It raises the question if we are framing the problem right in India. Should we build more government hospitals? Or should we aim to build the overall healthcare system capacity of the country in a way that society gets most of the value and not a few private players? It’s a tougher problem to solve. But it’s also a worthy problem.
Decentralising social media
The ongoing crisis has given us a sharper view of problems in business, economy and society. Take the fight between Twitter and Donald Trump, for example. Irrespective of what we think about Trump, the issue he highlighted about Twitter is real. There is a growing concern about Twitter claiming to be both a neutral platform and aiming to moderate content posted by its users. The fact that Twitter has satisfied neither Trump nor his critics shows that it’s a tough problem to solve. It’s a reason why it has kindled interest around the decentralised platforms.
In a brilliant essay published last year, Mike Masnick, editor of Techdirt, argues that the solution is in going back to protocols—“instructions and standards that anyone could then use to build a compatible interface”, like those on which emails, usenet groups and the internet itself were built. “Rather than relying on a ‘marketplace of ideas’ within an individual platform—which can be hijacked by those with malicious intent—protocols could lead to a marketplace of ideals, where competition occurs to provide better services that minimise the impact of those with malicious intent, without cutting off their ability to speak entirely,” he writes.

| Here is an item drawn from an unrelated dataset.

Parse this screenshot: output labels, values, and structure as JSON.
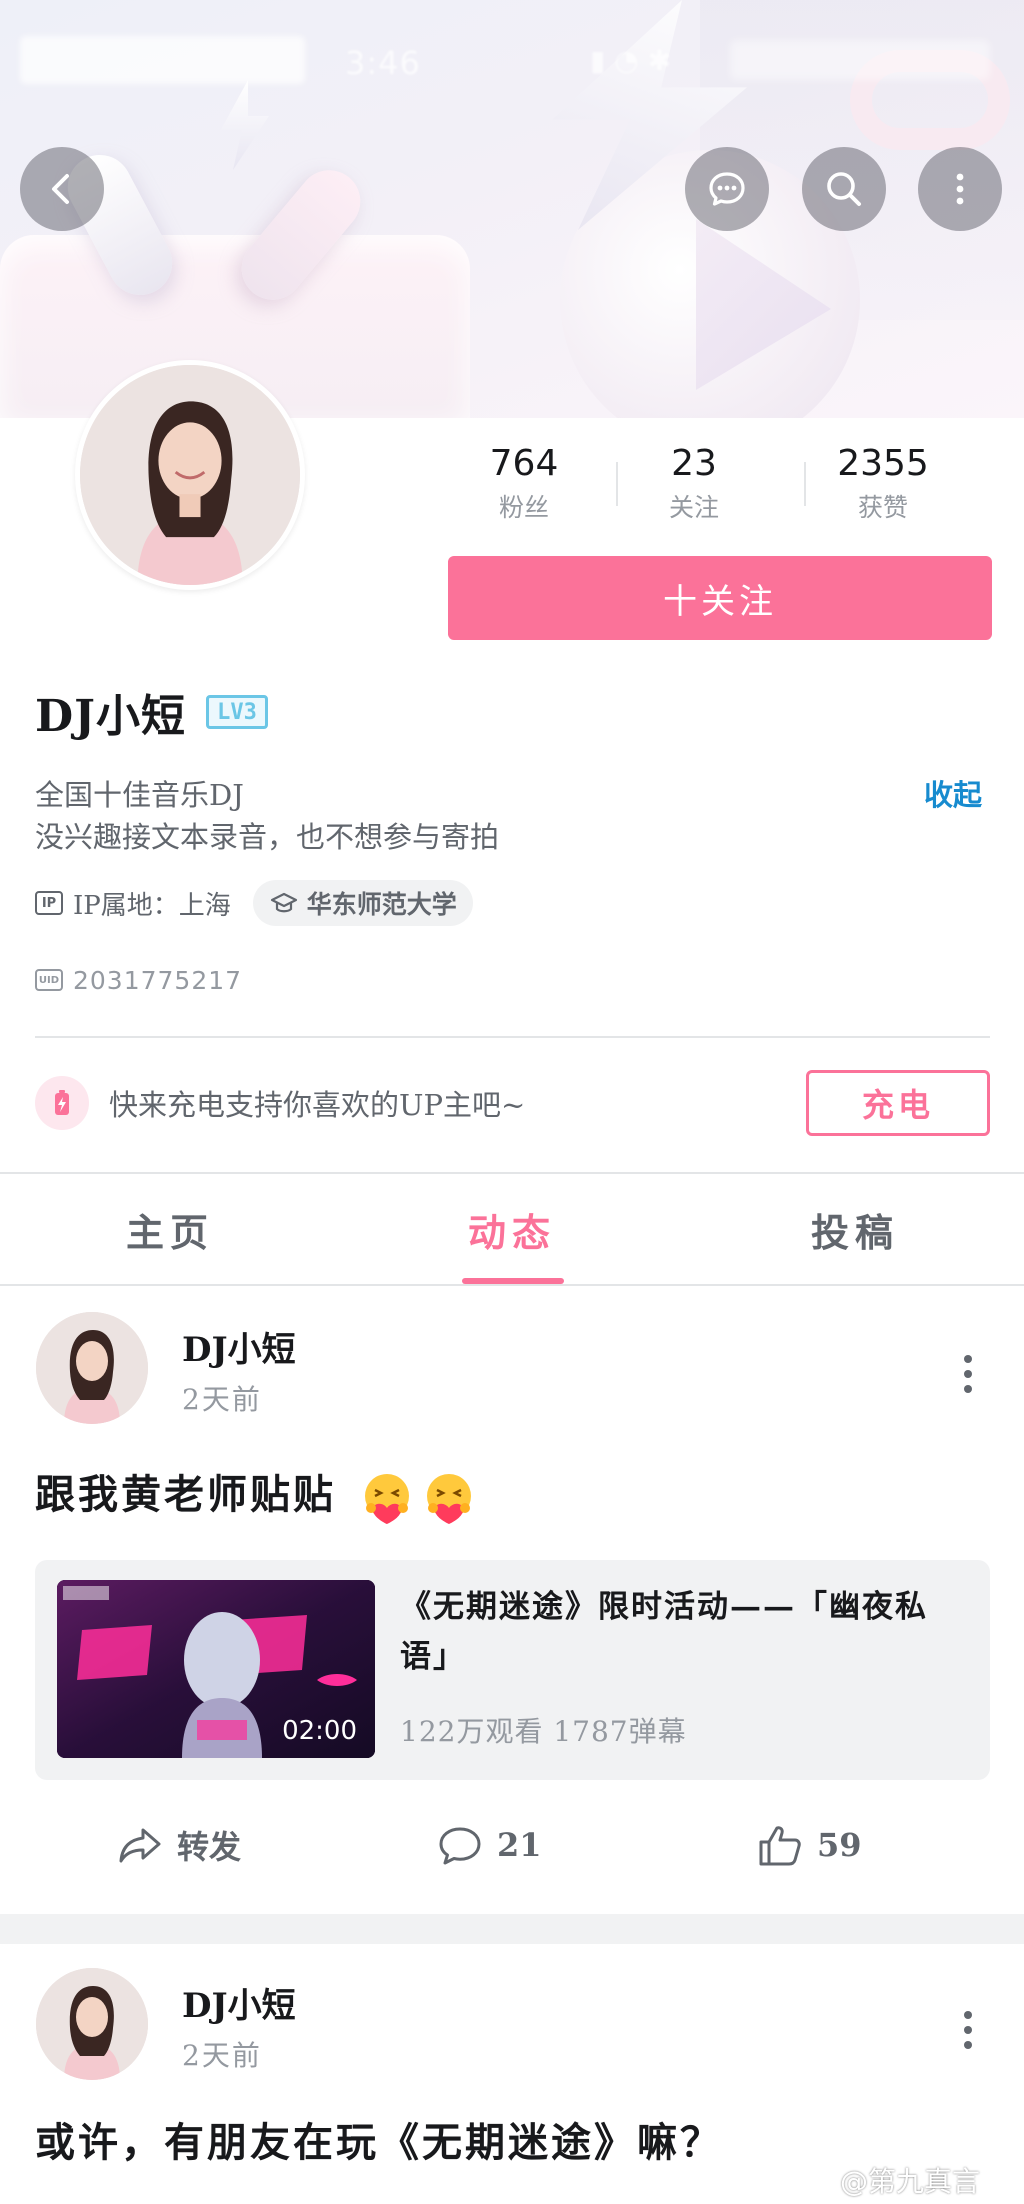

A crisis, it is said, doesn’t change anything. It only amplifies existing trends. One might add, it accelerates some existing programmes as well. Here are two that seem to have gotten a new momentum thanks to the pandemic.